Governor Nasir El-Rufai has allocated prime land assets belonging to Kaduna State to his wives, children, friends, business and political associates, according to officials and the list of allocation to the beneficiaries.
According to Peoples Gazette, sources in Kaduna revealed that the assets were seized from senior civil servants and their families between 2015 and 2016, barely months after El-Rufai assumed office.
The governor promised to publish a list of individuals and corporate entities that would benefit from the residential assets, but had so far failed to do so.
Those who benefited from the questionable allotments in Kaduna’s elegant GRA include El-Rufai’s first wife, Hadiza Isma El-Rufai, second wife, Asia Ahmad El-Rufai and third wife, Aisha Garba El-Rufai.
His son Bashir El-Rufai also benefitted, according to the list, as well as Abubakar Sadiq, presumably the governor’s eight-year-old son.
Kadaria Ahmed, a pro-government public relations consultant and Asia Ahmad El-Rufai’s sister, was also allotted a prime spot in the neighbourhood, the document said.
Other beneficiaries include aviation minister, Hadi Sirika, water resources minister Suleiman Adamu, Senator Danjuma Goje and former PDP chairman, Adamu Mu’azu.

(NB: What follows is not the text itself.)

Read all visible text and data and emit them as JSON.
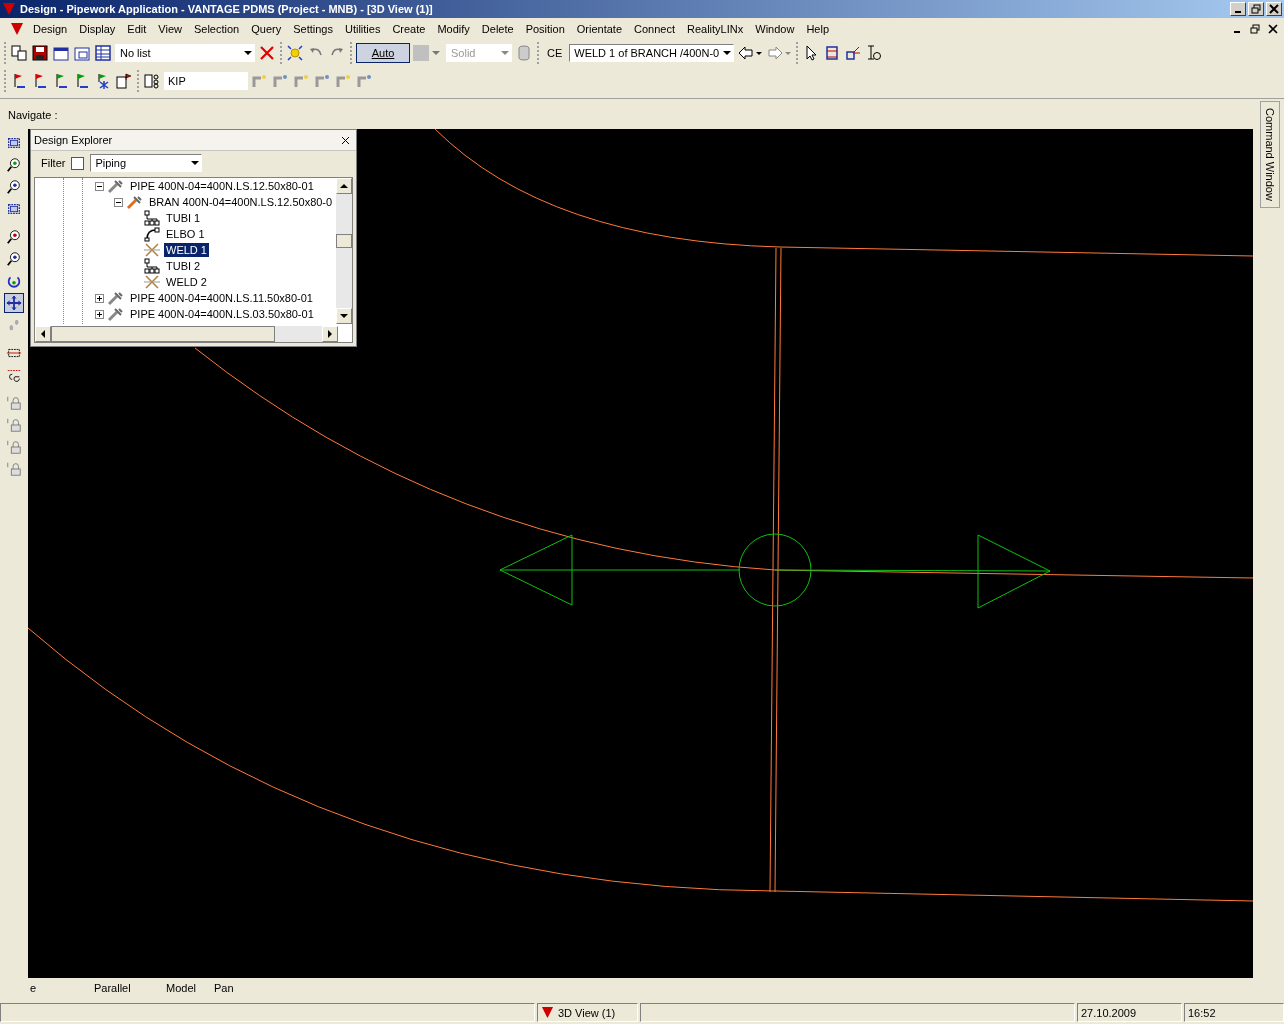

Private companies run by Mr El-Rufai’s aides Peter Akagu-Jones and Altine Jibrin, including Broad Brooks Limited and Hajibal Ventures, respectively, were also allocated assets inside the GRA.
“He brazenly allocated the houses and lands at GRA to his family members and friends,” an official said while confirming the genuineness of a list of beneficiaries sent by email.
“El-Rufai has established himself as unprincipled and evil but the eviction of poor civil servants in favour of the elite stands out amongst his despicable acts.”
Kadaria Ahmed did not answer a request seeking comments about the controversial asset she secured from Kaduna.
Messrs Goje, Adamu and Mu’Azu did not answer calls and messages seeking comments. A spokesman did not return a request for comments.
While seizing the residences, El-Rufai had argued that certain assets cannot be occupied by civil servants below level 16, defying a civil service regulation that said civil servants from level eight and above are entitled to such accommodations.
Labour unions condemned Mr El-Rufai’s action at the time and warned of serious consequences should it be allowed to stand, but the governor called their bluff.
It was not immediately clear whether or not the beneficiaries paid to obtain the assets, or how much each person paid to state coffers in charges and taxes, but the action evoked the widespread controversies he courted during his days as Abuja minister in the 2000s.
When the governor served as the FCT minister between 2003 and 2007, he faced relentless allegations of seizing lands and structures from everyday Nigerians and reallocating them to his family members, political allies and cronies.